**SUPPLIED MATERIAL**
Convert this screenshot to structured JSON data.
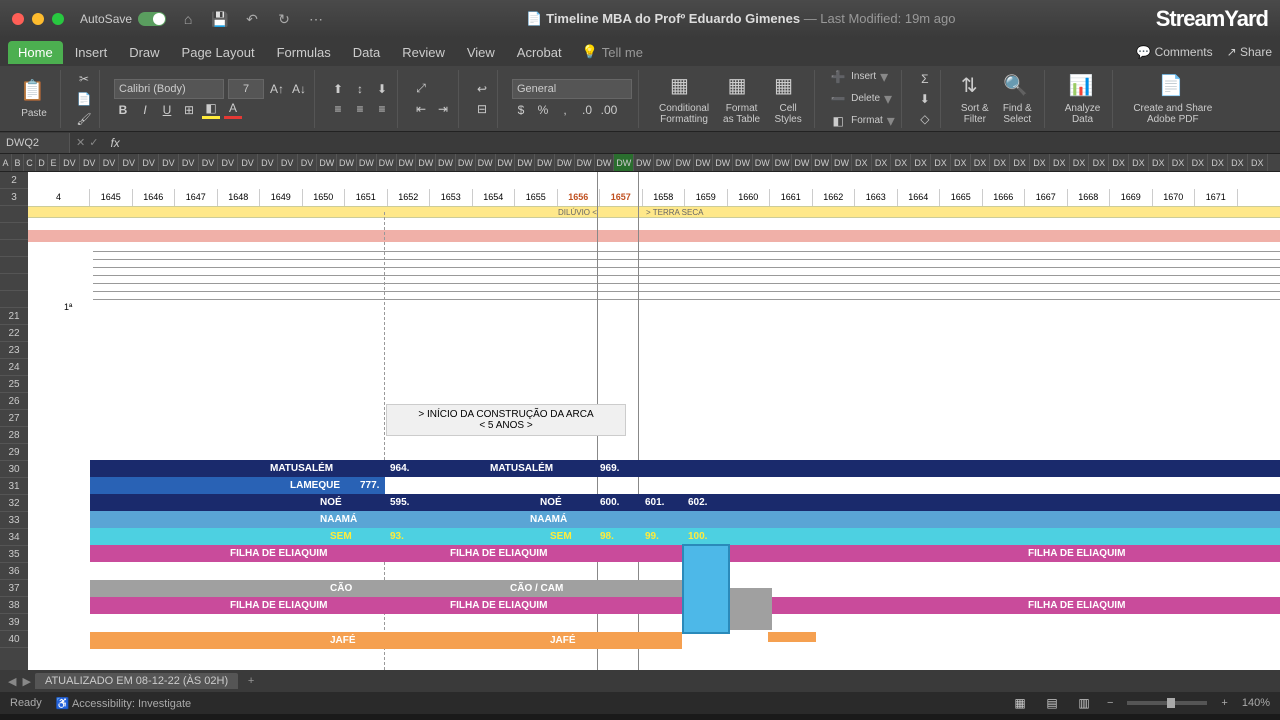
{
  "titlebar": {
    "autosave_label": "AutoSave",
    "doc_title": "Timeline MBA do Profº Eduardo Gimenes",
    "modified": "— Last Modified: 19m ago",
    "brand": "StreamYard",
    "comments": "Comments",
    "share": "Share"
  },
  "tabs": {
    "home": "Home",
    "insert": "Insert",
    "draw": "Draw",
    "layout": "Page Layout",
    "formulas": "Formulas",
    "data": "Data",
    "review": "Review",
    "view": "View",
    "acrobat": "Acrobat",
    "tellme": "Tell me"
  },
  "ribbon": {
    "paste": "Paste",
    "font_name": "Calibri (Body)",
    "font_size": "7",
    "number_format": "General",
    "cond_fmt": "Conditional\nFormatting",
    "fmt_table": "Format\nas Table",
    "cell_styles": "Cell\nStyles",
    "insert": "Insert",
    "delete": "Delete",
    "format": "Format",
    "sort": "Sort &\nFilter",
    "find": "Find &\nSelect",
    "analyze": "Analyze\nData",
    "pdf": "Create and Share\nAdobe PDF"
  },
  "namebox": "DWQ2",
  "col_letters": [
    "A",
    "B",
    "C",
    "D",
    "E",
    "DV",
    "DV",
    "DV",
    "DV",
    "DV",
    "DV",
    "DV",
    "DV",
    "DV",
    "DV",
    "DV",
    "DV",
    "DV",
    "DW",
    "DW",
    "DW",
    "DW",
    "DW",
    "DW",
    "DW",
    "DW",
    "DW",
    "DW",
    "DW",
    "DW",
    "DW",
    "DW",
    "DW",
    "DW",
    "DW",
    "DW",
    "DW",
    "DW",
    "DW",
    "DW",
    "DW",
    "DW",
    "DW",
    "DW",
    "DW",
    "DX",
    "DX",
    "DX",
    "DX",
    "DX",
    "DX",
    "DX",
    "DX",
    "DX",
    "DX",
    "DX",
    "DX",
    "DX",
    "DX",
    "DX",
    "DX",
    "DX",
    "DX",
    "DX",
    "DX",
    "DX"
  ],
  "row_nums": [
    "2",
    "3",
    "",
    "",
    "",
    "",
    "",
    "",
    "21",
    "22",
    "23",
    "24",
    "25",
    "26",
    "27",
    "28",
    "29",
    "30",
    "31",
    "32",
    "33",
    "34",
    "35",
    "36",
    "37",
    "38",
    "39",
    "40"
  ],
  "years": [
    "4",
    "1645",
    "1646",
    "1647",
    "1648",
    "1649",
    "1650",
    "1651",
    "1652",
    "1653",
    "1654",
    "1655",
    "1656",
    "1657",
    "1658",
    "1659",
    "1660",
    "1661",
    "1662",
    "1663",
    "1664",
    "1665",
    "1666",
    "1667",
    "1668",
    "1669",
    "1670",
    "1671"
  ],
  "hl_years": [
    "1656",
    "1657"
  ],
  "labels": {
    "diluvio": "DILÚVIO <",
    "terra": "> TERRA SECA",
    "n18": "1ª",
    "arca1": "> INÍCIO DA CONSTRUÇÃO DA ARCA",
    "arca2": "< 5 ANOS >"
  },
  "bars": {
    "matusalem": "MATUSALÉM",
    "matusalem_v1": "964.",
    "matusalem_v2": "969.",
    "lameque": "LAMEQUE",
    "lameque_v": "777.",
    "noe": "NOÉ",
    "noe_v1": "595.",
    "noe_v2": "600.",
    "noe_v3": "601.",
    "noe_v4": "602.",
    "naama": "NAAMÁ",
    "sem": "SEM",
    "sem_v1": "93.",
    "sem_v2": "98.",
    "sem_v3": "99.",
    "sem_v4": "100.",
    "filha": "FILHA DE ELIAQUIM",
    "cao": "CÃO",
    "cao_cam": "CÃO / CAM",
    "jafe": "JAFÉ"
  },
  "sheettab": "ATUALIZADO EM 08-12-22 (ÀS 02H)",
  "status": {
    "ready": "Ready",
    "access": "Accessibility: Investigate",
    "zoom": "140%"
  }
}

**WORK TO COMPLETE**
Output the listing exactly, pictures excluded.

**FINISHED TASK**
Convert this screenshot to structured JSON data.
{
  "titlebar": {
    "autosave_label": "AutoSave",
    "doc_title": "Timeline MBA do Profº Eduardo Gimenes",
    "modified": "— Last Modified: 19m ago",
    "brand": "StreamYard",
    "comments": "Comments",
    "share": "Share"
  },
  "tabs": {
    "home": "Home",
    "insert": "Insert",
    "draw": "Draw",
    "layout": "Page Layout",
    "formulas": "Formulas",
    "data": "Data",
    "review": "Review",
    "view": "View",
    "acrobat": "Acrobat",
    "tellme": "Tell me"
  },
  "ribbon": {
    "paste": "Paste",
    "font_name": "Calibri (Body)",
    "font_size": "7",
    "number_format": "General",
    "cond_fmt": "Conditional\nFormatting",
    "fmt_table": "Format\nas Table",
    "cell_styles": "Cell\nStyles",
    "insert": "Insert",
    "delete": "Delete",
    "format": "Format",
    "sort": "Sort &\nFilter",
    "find": "Find &\nSelect",
    "analyze": "Analyze\nData",
    "pdf": "Create and Share\nAdobe PDF"
  },
  "namebox": "DWQ2",
  "col_letters": [
    "A",
    "B",
    "C",
    "D",
    "E",
    "DV",
    "DV",
    "DV",
    "DV",
    "DV",
    "DV",
    "DV",
    "DV",
    "DV",
    "DV",
    "DV",
    "DV",
    "DV",
    "DW",
    "DW",
    "DW",
    "DW",
    "DW",
    "DW",
    "DW",
    "DW",
    "DW",
    "DW",
    "DW",
    "DW",
    "DW",
    "DW",
    "DW",
    "DW",
    "DW",
    "DW",
    "DW",
    "DW",
    "DW",
    "DW",
    "DW",
    "DW",
    "DW",
    "DW",
    "DW",
    "DX",
    "DX",
    "DX",
    "DX",
    "DX",
    "DX",
    "DX",
    "DX",
    "DX",
    "DX",
    "DX",
    "DX",
    "DX",
    "DX",
    "DX",
    "DX",
    "DX",
    "DX",
    "DX",
    "DX",
    "DX"
  ],
  "row_nums": [
    "2",
    "3",
    "",
    "",
    "",
    "",
    "",
    "",
    "21",
    "22",
    "23",
    "24",
    "25",
    "26",
    "27",
    "28",
    "29",
    "30",
    "31",
    "32",
    "33",
    "34",
    "35",
    "36",
    "37",
    "38",
    "39",
    "40"
  ],
  "years": [
    "4",
    "1645",
    "1646",
    "1647",
    "1648",
    "1649",
    "1650",
    "1651",
    "1652",
    "1653",
    "1654",
    "1655",
    "1656",
    "1657",
    "1658",
    "1659",
    "1660",
    "1661",
    "1662",
    "1663",
    "1664",
    "1665",
    "1666",
    "1667",
    "1668",
    "1669",
    "1670",
    "1671"
  ],
  "hl_years": [
    "1656",
    "1657"
  ],
  "labels": {
    "diluvio": "DILÚVIO <",
    "terra": "> TERRA SECA",
    "n18": "1ª",
    "arca1": "> INÍCIO DA CONSTRUÇÃO DA ARCA",
    "arca2": "< 5 ANOS >"
  },
  "bars": {
    "matusalem": "MATUSALÉM",
    "matusalem_v1": "964.",
    "matusalem_v2": "969.",
    "lameque": "LAMEQUE",
    "lameque_v": "777.",
    "noe": "NOÉ",
    "noe_v1": "595.",
    "noe_v2": "600.",
    "noe_v3": "601.",
    "noe_v4": "602.",
    "naama": "NAAMÁ",
    "sem": "SEM",
    "sem_v1": "93.",
    "sem_v2": "98.",
    "sem_v3": "99.",
    "sem_v4": "100.",
    "filha": "FILHA DE ELIAQUIM",
    "cao": "CÃO",
    "cao_cam": "CÃO / CAM",
    "jafe": "JAFÉ"
  },
  "sheettab": "ATUALIZADO EM 08-12-22 (ÀS 02H)",
  "status": {
    "ready": "Ready",
    "access": "Accessibility: Investigate",
    "zoom": "140%"
  }
}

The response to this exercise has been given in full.